At the start of the project a public website was setup and maintained during the project as communication channel towards the general public and targeted public.

4.2.2 Publications

In total one peer reviewed publication was achieved in the project, by NATO STO - NAVTRONIC: Navigation System for Efficient Maritime Transport.

Further, a total of 10 publications were done, including oral presentations at several conferences. Next to 5 flyers or news releases from the project.

4.2.3 Conferences

At Mid-term two dedicated workshops were organized, mainly with the project partners and several external technical persons. At the end there was a dedicated workshop organized for the end-users, this was including a training module. This was held in Almere, The Netherlands were an intensive training course was organised for Carnival Captains.

4.3 Main exploitable results

4.3.1 MARSS:

MARSS has played a central role in the development of the NAVTRONIC concept and in the design and trial of the demonstration system at sea providing the interface with the End-Users. In the process MARSS has identified key system design features which will enable the production of a commercial NAVTRONIC system. NAVTRONIC has been a tremendous success as a proof of concept demonstration and MARSS will seek partners in relevant sectors as identified in WP 5 to leverage this knowledge into ECDIS and other bridge systems.

NAVTRONIC has pulled through knowledge gained in a previous FP7 funded project, SECTRONIC, which has facilitated the streaming of data from ships to shore. This technology will be re-used in a new FP7 project to provide ‘Protection Measures for Merchant ships’ (PROMERC).

4.3.2 ACS:

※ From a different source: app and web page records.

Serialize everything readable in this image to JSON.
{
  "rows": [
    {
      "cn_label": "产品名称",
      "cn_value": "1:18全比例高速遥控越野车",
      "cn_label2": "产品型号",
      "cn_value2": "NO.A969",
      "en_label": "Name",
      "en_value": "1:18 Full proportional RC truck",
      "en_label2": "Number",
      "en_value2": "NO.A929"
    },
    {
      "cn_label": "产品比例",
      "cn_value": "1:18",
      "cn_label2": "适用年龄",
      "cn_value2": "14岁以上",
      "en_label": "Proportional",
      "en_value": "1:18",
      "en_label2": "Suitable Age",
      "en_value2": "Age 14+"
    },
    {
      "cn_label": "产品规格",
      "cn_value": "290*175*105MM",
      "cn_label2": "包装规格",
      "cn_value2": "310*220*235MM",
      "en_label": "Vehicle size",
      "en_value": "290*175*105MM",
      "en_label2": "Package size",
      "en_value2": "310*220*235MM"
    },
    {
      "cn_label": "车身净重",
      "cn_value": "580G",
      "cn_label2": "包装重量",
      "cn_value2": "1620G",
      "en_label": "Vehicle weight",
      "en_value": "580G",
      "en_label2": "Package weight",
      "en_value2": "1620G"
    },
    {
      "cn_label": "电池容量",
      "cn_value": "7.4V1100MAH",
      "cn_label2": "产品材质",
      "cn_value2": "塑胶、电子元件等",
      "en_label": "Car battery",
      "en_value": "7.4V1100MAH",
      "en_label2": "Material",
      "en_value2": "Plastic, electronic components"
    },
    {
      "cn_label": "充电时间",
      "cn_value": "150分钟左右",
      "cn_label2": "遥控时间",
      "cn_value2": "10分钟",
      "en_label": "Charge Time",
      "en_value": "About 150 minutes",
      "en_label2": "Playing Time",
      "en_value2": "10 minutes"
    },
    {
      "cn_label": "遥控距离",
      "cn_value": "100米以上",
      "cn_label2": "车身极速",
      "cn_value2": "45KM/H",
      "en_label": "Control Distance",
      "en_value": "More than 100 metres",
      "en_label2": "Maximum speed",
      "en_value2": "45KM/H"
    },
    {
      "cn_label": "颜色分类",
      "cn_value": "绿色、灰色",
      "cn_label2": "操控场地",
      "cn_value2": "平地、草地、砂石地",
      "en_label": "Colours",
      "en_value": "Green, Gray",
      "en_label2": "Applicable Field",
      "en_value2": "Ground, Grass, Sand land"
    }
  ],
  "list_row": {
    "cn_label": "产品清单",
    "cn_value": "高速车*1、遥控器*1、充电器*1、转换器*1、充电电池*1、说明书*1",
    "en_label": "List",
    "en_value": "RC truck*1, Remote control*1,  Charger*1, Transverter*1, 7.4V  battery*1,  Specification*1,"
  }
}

ACS has developed (in WP3) the main technical infrastructures for the Navtronic project, updating and refining (in WP4 and WP5) the main components OIP, OSCC and GUI. The continuous update has followed an evolutionary approach to include end-user inputs and comments from experts both inside and outside the Consortium. This mature technology will be reused as the starting point of several new projects both commercial and research, to keep it at the state of the art and to exploit its potential in other applications in the maritime domain, such as Security, Safety, Monitoring and Control, and again to support in navigation and sail plan optimization. One of the first application will be targeted to optimise maritime sail planning for fuel, emission and fatigue combining space-based remote sensing observations with local maritime ship observations (PF7 SPACENAV).

List of Websites:

5.1 Website

The project public website has been set up for the general public and can be found at the web address: The website provides general information on the project objectives and the work to be performed as well as details of the project partners, and contact details for the project coordinator. It includes a password protected section with access restricted to partners only. The website will be accessible for some years after the project is closed. Public deliverable reports and other open project documentation will be available via the website to the public during this period. Confidential reports will remain available to partners via the restricted part.

5.2 Contact persons

Technical coordinator:

ACS - Advanced Computer Systems
Via della Bufalotta 378
00139 Roma - Italia

Contact person:

Mr. Gianluca Palumbo
Telephone +39 06 87090303
Fax +39 06 87201502